Retype the data in its entirety, with no word changed.
++++ Working data
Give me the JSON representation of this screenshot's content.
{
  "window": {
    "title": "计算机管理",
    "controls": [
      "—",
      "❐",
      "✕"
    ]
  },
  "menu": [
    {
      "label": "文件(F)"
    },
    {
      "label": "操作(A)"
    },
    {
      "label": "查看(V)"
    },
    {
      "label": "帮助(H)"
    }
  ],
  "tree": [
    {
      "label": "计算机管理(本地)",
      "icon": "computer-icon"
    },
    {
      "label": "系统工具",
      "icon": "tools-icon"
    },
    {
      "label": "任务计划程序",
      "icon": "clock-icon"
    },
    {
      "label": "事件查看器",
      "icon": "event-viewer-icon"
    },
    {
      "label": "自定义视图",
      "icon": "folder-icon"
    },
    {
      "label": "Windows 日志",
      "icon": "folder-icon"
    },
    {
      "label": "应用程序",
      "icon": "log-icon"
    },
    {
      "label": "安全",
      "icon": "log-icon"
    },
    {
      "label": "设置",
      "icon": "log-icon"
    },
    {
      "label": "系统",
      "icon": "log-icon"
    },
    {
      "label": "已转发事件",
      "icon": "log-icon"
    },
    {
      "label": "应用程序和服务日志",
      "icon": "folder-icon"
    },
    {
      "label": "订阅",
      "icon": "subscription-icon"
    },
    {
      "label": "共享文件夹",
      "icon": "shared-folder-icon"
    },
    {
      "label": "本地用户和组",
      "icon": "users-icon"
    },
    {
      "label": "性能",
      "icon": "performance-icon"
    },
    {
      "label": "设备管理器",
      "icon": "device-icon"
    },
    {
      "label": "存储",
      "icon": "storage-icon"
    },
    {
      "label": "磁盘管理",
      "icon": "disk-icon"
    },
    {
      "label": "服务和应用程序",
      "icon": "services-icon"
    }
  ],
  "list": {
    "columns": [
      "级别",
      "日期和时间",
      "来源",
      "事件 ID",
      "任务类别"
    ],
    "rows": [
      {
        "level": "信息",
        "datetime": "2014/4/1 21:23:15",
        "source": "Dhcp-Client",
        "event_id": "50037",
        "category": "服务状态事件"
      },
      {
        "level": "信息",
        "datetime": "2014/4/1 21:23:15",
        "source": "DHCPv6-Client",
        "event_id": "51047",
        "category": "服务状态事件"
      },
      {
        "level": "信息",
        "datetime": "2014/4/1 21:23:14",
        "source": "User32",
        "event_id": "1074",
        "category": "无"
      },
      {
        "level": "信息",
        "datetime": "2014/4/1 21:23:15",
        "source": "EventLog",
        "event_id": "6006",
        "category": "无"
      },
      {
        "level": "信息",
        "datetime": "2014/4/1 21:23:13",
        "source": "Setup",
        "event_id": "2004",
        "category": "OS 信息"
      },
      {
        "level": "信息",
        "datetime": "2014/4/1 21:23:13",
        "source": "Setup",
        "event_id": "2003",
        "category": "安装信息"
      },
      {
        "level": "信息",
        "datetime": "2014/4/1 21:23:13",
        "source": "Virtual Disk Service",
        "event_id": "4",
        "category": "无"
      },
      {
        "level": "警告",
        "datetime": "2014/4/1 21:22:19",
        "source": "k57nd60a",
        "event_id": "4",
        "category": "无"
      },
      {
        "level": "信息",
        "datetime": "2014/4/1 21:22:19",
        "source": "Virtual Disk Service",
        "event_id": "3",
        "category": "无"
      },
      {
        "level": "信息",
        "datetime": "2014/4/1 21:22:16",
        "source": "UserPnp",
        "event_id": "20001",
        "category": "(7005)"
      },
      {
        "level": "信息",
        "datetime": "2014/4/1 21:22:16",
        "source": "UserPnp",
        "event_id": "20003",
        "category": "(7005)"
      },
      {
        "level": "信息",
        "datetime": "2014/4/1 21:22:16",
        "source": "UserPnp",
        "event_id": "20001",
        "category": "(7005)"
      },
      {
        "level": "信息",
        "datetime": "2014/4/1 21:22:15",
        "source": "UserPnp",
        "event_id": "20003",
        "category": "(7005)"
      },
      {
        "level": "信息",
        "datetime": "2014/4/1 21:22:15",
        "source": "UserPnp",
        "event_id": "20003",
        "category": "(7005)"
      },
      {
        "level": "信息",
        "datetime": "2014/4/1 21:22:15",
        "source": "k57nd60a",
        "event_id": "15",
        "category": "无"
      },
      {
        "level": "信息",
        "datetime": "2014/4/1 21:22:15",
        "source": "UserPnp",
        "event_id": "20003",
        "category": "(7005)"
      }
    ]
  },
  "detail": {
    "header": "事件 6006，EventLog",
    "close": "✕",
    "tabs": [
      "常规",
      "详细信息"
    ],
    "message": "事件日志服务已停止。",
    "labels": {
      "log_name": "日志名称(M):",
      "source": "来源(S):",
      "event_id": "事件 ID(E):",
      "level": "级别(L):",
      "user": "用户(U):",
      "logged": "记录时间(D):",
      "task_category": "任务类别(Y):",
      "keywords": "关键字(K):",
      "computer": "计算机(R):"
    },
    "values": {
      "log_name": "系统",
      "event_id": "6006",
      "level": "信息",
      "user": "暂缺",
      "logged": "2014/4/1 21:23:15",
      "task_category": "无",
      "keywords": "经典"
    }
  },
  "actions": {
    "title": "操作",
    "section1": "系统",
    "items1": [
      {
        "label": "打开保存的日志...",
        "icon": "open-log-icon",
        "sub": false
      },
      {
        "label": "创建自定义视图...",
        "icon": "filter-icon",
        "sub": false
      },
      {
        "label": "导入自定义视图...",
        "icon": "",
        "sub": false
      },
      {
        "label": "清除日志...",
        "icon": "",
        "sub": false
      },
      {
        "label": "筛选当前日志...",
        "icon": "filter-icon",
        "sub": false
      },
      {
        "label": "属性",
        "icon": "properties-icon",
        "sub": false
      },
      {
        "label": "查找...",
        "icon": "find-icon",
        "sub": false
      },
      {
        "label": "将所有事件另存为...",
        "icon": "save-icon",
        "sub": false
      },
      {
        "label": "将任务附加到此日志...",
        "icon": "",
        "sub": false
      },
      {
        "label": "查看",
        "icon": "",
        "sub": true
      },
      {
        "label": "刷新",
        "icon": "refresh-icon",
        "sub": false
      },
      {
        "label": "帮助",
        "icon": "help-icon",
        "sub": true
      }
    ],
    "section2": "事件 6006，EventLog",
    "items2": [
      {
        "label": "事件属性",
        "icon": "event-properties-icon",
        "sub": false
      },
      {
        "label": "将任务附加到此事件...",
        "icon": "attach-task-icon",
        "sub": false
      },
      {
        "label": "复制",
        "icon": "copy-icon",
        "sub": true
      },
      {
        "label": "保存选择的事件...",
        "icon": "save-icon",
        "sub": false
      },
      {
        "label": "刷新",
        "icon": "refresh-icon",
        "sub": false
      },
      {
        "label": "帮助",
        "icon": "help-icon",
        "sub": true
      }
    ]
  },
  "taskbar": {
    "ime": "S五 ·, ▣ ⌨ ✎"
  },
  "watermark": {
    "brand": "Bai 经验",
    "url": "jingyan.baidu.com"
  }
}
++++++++
* **Response area**:
Give me the JSON representation of this screenshot's content.
{
  "window": {
    "title": "计算机管理",
    "controls": [
      "—",
      "❐",
      "✕"
    ]
  },
  "menu": [
    {
      "label": "文件(F)"
    },
    {
      "label": "操作(A)"
    },
    {
      "label": "查看(V)"
    },
    {
      "label": "帮助(H)"
    }
  ],
  "tree": [
    {
      "label": "计算机管理(本地)",
      "icon": "computer-icon"
    },
    {
      "label": "系统工具",
      "icon": "tools-icon"
    },
    {
      "label": "任务计划程序",
      "icon": "clock-icon"
    },
    {
      "label": "事件查看器",
      "icon": "event-viewer-icon"
    },
    {
      "label": "自定义视图",
      "icon": "folder-icon"
    },
    {
      "label": "Windows 日志",
      "icon": "folder-icon"
    },
    {
      "label": "应用程序",
      "icon": "log-icon"
    },
    {
      "label": "安全",
      "icon": "log-icon"
    },
    {
      "label": "设置",
      "icon": "log-icon"
    },
    {
      "label": "系统",
      "icon": "log-icon"
    },
    {
      "label": "已转发事件",
      "icon": "log-icon"
    },
    {
      "label": "应用程序和服务日志",
      "icon": "folder-icon"
    },
    {
      "label": "订阅",
      "icon": "subscription-icon"
    },
    {
      "label": "共享文件夹",
      "icon": "shared-folder-icon"
    },
    {
      "label": "本地用户和组",
      "icon": "users-icon"
    },
    {
      "label": "性能",
      "icon": "performance-icon"
    },
    {
      "label": "设备管理器",
      "icon": "device-icon"
    },
    {
      "label": "存储",
      "icon": "storage-icon"
    },
    {
      "label": "磁盘管理",
      "icon": "disk-icon"
    },
    {
      "label": "服务和应用程序",
      "icon": "services-icon"
    }
  ],
  "list": {
    "columns": [
      "级别",
      "日期和时间",
      "来源",
      "事件 ID",
      "任务类别"
    ],
    "rows": [
      {
        "level": "信息",
        "datetime": "2014/4/1 21:23:15",
        "source": "Dhcp-Client",
        "event_id": "50037",
        "category": "服务状态事件"
      },
      {
        "level": "信息",
        "datetime": "2014/4/1 21:23:15",
        "source": "DHCPv6-Client",
        "event_id": "51047",
        "category": "服务状态事件"
      },
      {
        "level": "信息",
        "datetime": "2014/4/1 21:23:14",
        "source": "User32",
        "event_id": "1074",
        "category": "无"
      },
      {
        "level": "信息",
        "datetime": "2014/4/1 21:23:15",
        "source": "EventLog",
        "event_id": "6006",
        "category": "无"
      },
      {
        "level": "信息",
        "datetime": "2014/4/1 21:23:13",
        "source": "Setup",
        "event_id": "2004",
        "category": "OS 信息"
      },
      {
        "level": "信息",
        "datetime": "2014/4/1 21:23:13",
        "source": "Setup",
        "event_id": "2003",
        "category": "安装信息"
      },
      {
        "level": "信息",
        "datetime": "2014/4/1 21:23:13",
        "source": "Virtual Disk Service",
        "event_id": "4",
        "category": "无"
      },
      {
        "level": "警告",
        "datetime": "2014/4/1 21:22:19",
        "source": "k57nd60a",
        "event_id": "4",
        "category": "无"
      },
      {
        "level": "信息",
        "datetime": "2014/4/1 21:22:19",
        "source": "Virtual Disk Service",
        "event_id": "3",
        "category": "无"
      },
      {
        "level": "信息",
        "datetime": "2014/4/1 21:22:16",
        "source": "UserPnp",
        "event_id": "20001",
        "category": "(7005)"
      },
      {
        "level": "信息",
        "datetime": "2014/4/1 21:22:16",
        "source": "UserPnp",
        "event_id": "20003",
        "category": "(7005)"
      },
      {
        "level": "信息",
        "datetime": "2014/4/1 21:22:16",
        "source": "UserPnp",
        "event_id": "20001",
        "category": "(7005)"
      },
      {
        "level": "信息",
        "datetime": "2014/4/1 21:22:15",
        "source": "UserPnp",
        "event_id": "20003",
        "category": "(7005)"
      },
      {
        "level": "信息",
        "datetime": "2014/4/1 21:22:15",
        "source": "UserPnp",
        "event_id": "20003",
        "category": "(7005)"
      },
      {
        "level": "信息",
        "datetime": "2014/4/1 21:22:15",
        "source": "k57nd60a",
        "event_id": "15",
        "category": "无"
      },
      {
        "level": "信息",
        "datetime": "2014/4/1 21:22:15",
        "source": "UserPnp",
        "event_id": "20003",
        "category": "(7005)"
      }
    ]
  },
  "detail": {
    "header": "事件 6006，EventLog",
    "close": "✕",
    "tabs": [
      "常规",
      "详细信息"
    ],
    "message": "事件日志服务已停止。",
    "labels": {
      "log_name": "日志名称(M):",
      "source": "来源(S):",
      "event_id": "事件 ID(E):",
      "level": "级别(L):",
      "user": "用户(U):",
      "logged": "记录时间(D):",
      "task_category": "任务类别(Y):",
      "keywords": "关键字(K):",
      "computer": "计算机(R):"
    },
    "values": {
      "log_name": "系统",
      "event_id": "6006",
      "level": "信息",
      "user": "暂缺",
      "logged": "2014/4/1 21:23:15",
      "task_category": "无",
      "keywords": "经典"
    }
  },
  "actions": {
    "title": "操作",
    "section1": "系统",
    "items1": [
      {
        "label": "打开保存的日志...",
        "icon": "open-log-icon",
        "sub": false
      },
      {
        "label": "创建自定义视图...",
        "icon": "filter-icon",
        "sub": false
      },
      {
        "label": "导入自定义视图...",
        "icon": "",
        "sub": false
      },
      {
        "label": "清除日志...",
        "icon": "",
        "sub": false
      },
      {
        "label": "筛选当前日志...",
        "icon": "filter-icon",
        "sub": false
      },
      {
        "label": "属性",
        "icon": "properties-icon",
        "sub": false
      },
      {
        "label": "查找...",
        "icon": "find-icon",
        "sub": false
      },
      {
        "label": "将所有事件另存为...",
        "icon": "save-icon",
        "sub": false
      },
      {
        "label": "将任务附加到此日志...",
        "icon": "",
        "sub": false
      },
      {
        "label": "查看",
        "icon": "",
        "sub": true
      },
      {
        "label": "刷新",
        "icon": "refresh-icon",
        "sub": false
      },
      {
        "label": "帮助",
        "icon": "help-icon",
        "sub": true
      }
    ],
    "section2": "事件 6006，EventLog",
    "items2": [
      {
        "label": "事件属性",
        "icon": "event-properties-icon",
        "sub": false
      },
      {
        "label": "将任务附加到此事件...",
        "icon": "attach-task-icon",
        "sub": false
      },
      {
        "label": "复制",
        "icon": "copy-icon",
        "sub": true
      },
      {
        "label": "保存选择的事件...",
        "icon": "save-icon",
        "sub": false
      },
      {
        "label": "刷新",
        "icon": "refresh-icon",
        "sub": false
      },
      {
        "label": "帮助",
        "icon": "help-icon",
        "sub": true
      }
    ]
  },
  "taskbar": {
    "ime": "S五 ·, ▣ ⌨ ✎"
  },
  "watermark": {
    "brand": "Bai 经验",
    "url": "jingyan.baidu.com"
  }
}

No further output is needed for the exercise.